__Data to examine__:
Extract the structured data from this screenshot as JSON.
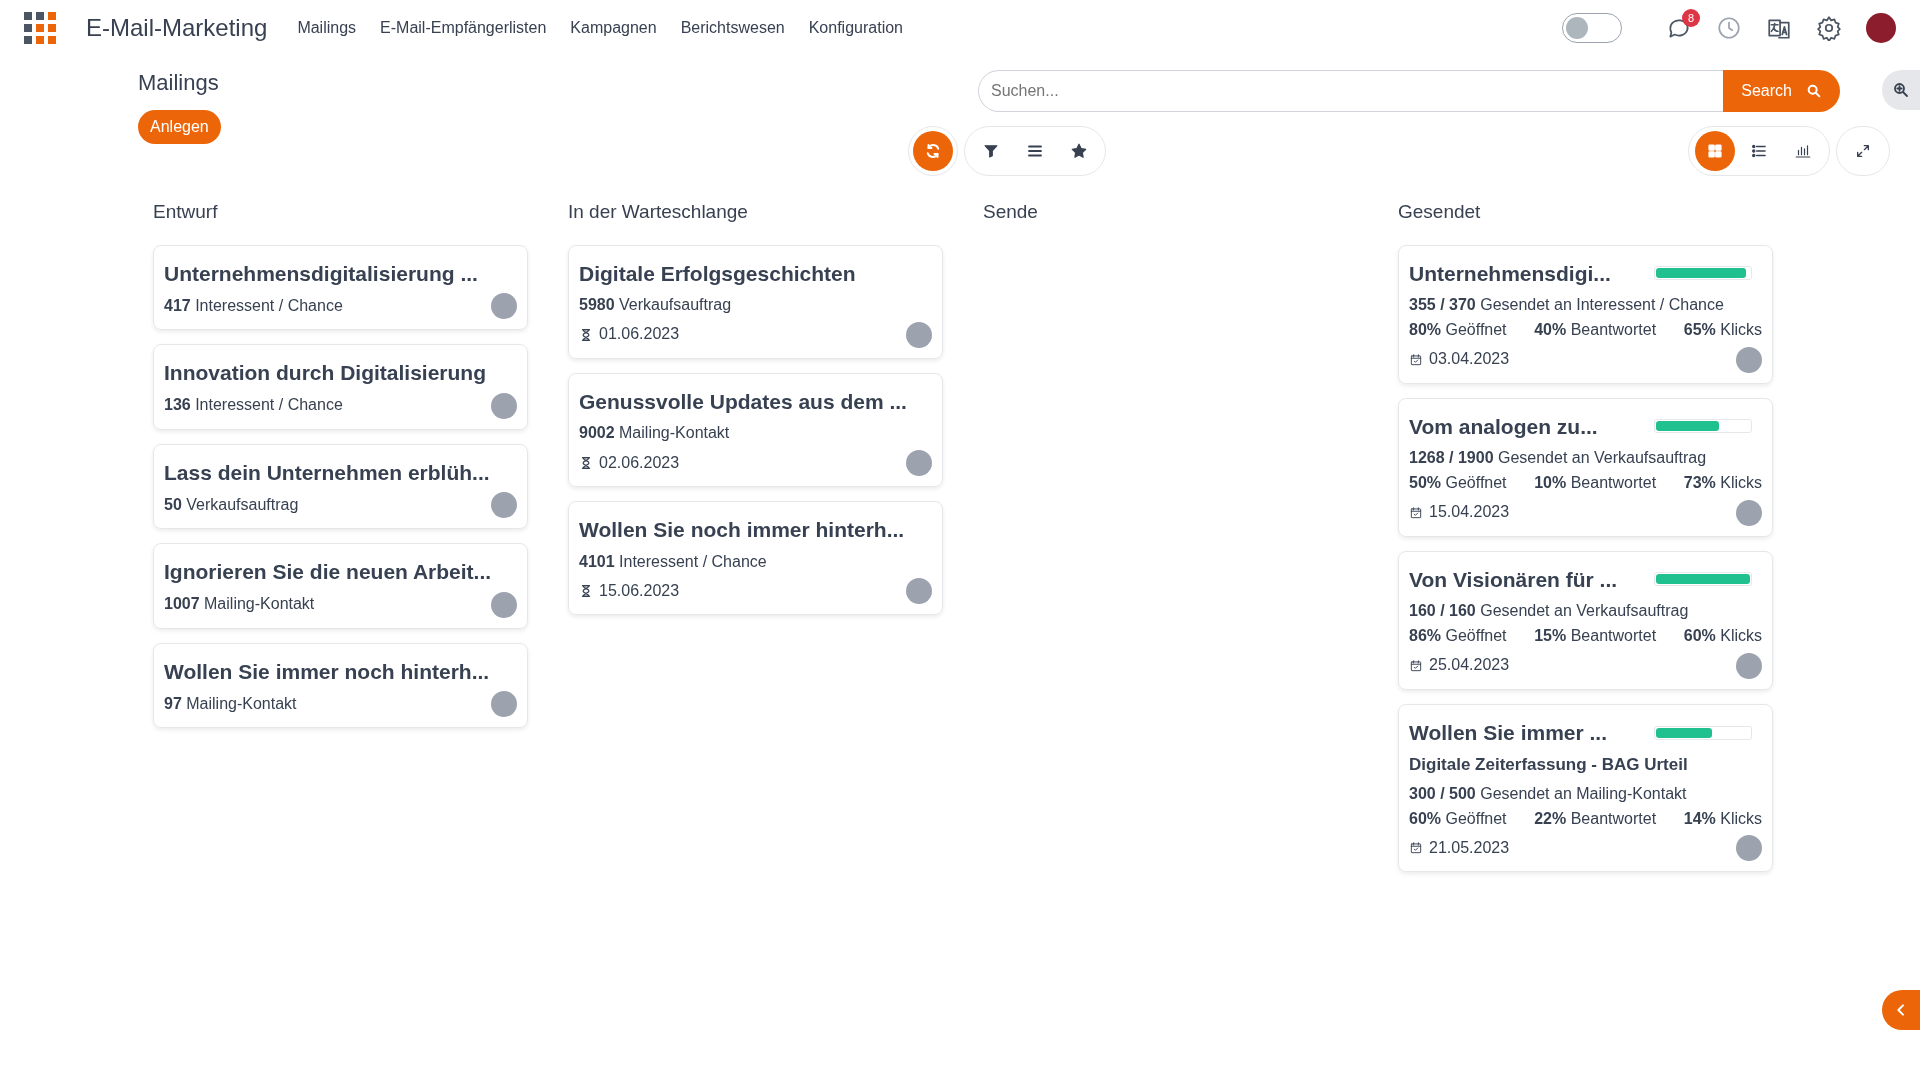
{
  "app": {
    "title": "E-Mail-Marketing",
    "menu": [
      "Mailings",
      "E-Mail-Empfängerlisten",
      "Kampagnen",
      "Berichtswesen",
      "Konfiguration"
    ],
    "toggle_on": false,
    "notifications": "8"
  },
  "page": {
    "title": "Mailings",
    "create_button": "Anlegen",
    "search": {
      "placeholder": "Suchen...",
      "button": "Search"
    }
  },
  "views": [
    {
      "kind": "kanban",
      "selected": true
    },
    {
      "kind": "list",
      "selected": false
    },
    {
      "kind": "graph",
      "selected": false
    }
  ],
  "columns": [
    {
      "title": "Entwurf",
      "cards": [
        {
          "kind": "draft",
          "title": "Unternehmensdigitalisierung ...",
          "lines": [
            "**417** Interessent / Chance"
          ]
        },
        {
          "kind": "draft",
          "title": "Innovation durch Digitalisierung",
          "lines": [
            "**136** Interessent / Chance"
          ]
        },
        {
          "kind": "draft",
          "title": "Lass dein Unternehmen erblüh...",
          "lines": [
            "**50** Verkaufsauftrag"
          ]
        },
        {
          "kind": "draft",
          "title": "Ignorieren Sie die neuen Arbeit...",
          "lines": [
            "**1007** Mailing-Kontakt"
          ]
        },
        {
          "kind": "draft",
          "title": "Wollen Sie immer noch hinterh...",
          "lines": [
            "**97** Mailing-Kontakt"
          ]
        }
      ]
    },
    {
      "title": "In der Warteschlange",
      "cards": [
        {
          "kind": "scheduled",
          "title": "Digitale Erfolgsgeschichten",
          "lines": [
            "**5980** Verkaufsauftrag"
          ],
          "date": "01.06.2023"
        },
        {
          "kind": "scheduled",
          "title": "Genussvolle Updates aus dem ...",
          "lines": [
            "**9002** Mailing-Kontakt"
          ],
          "date": "02.06.2023"
        },
        {
          "kind": "scheduled",
          "title": "Wollen Sie noch immer hinterh...",
          "lines": [
            "**4101** Interessent / Chance"
          ],
          "date": "15.06.2023"
        }
      ]
    },
    {
      "title": "Sende"
    },
    {
      "title": "Gesendet",
      "cards": [
        {
          "kind": "sent",
          "title": "Unternehmensdigi...",
          "level": 0.96,
          "lines": [
            "**355 / 370** Gesendet an Interessent / Chance"
          ],
          "stats": [
            "**80%** Geöffnet",
            "**40%** Beantwortet",
            "**65%** Klicks"
          ],
          "date": "03.04.2023"
        },
        {
          "kind": "sent",
          "title": "Vom analogen zu...",
          "level": 0.67,
          "lines": [
            "**1268 / 1900** Gesendet an Verkaufsauftrag"
          ],
          "stats": [
            "**50%** Geöffnet",
            "**10%** Beantwortet",
            "**73%** Klicks"
          ],
          "date": "15.04.2023"
        },
        {
          "kind": "sent",
          "title": "Von Visionären für ...",
          "level": 1,
          "lines": [
            "**160 / 160** Gesendet an Verkaufsauftrag"
          ],
          "stats": [
            "**86%** Geöffnet",
            "**15%** Beantwortet",
            "**60%** Klicks"
          ],
          "date": "25.04.2023"
        },
        {
          "kind": "sent",
          "title": "Wollen Sie immer ...",
          "level": 0.6,
          "subtitle": "Digitale Zeiterfassung - BAG Urteil",
          "lines": [
            "**300 / 500** Gesendet an Mailing-Kontakt"
          ],
          "stats": [
            "**60%** Geöffnet",
            "**22%** Beantwortet",
            "**14%** Klicks"
          ],
          "date": "21.05.2023"
        }
      ]
    }
  ]
}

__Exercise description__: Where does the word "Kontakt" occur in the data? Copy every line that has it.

__Answer area__:
            "**1007** Mailing-Kontakt"
            "**97** Mailing-Kontakt"
            "**9002** Mailing-Kontakt"
            "**300 / 500** Gesendet an Mailing-Kontakt"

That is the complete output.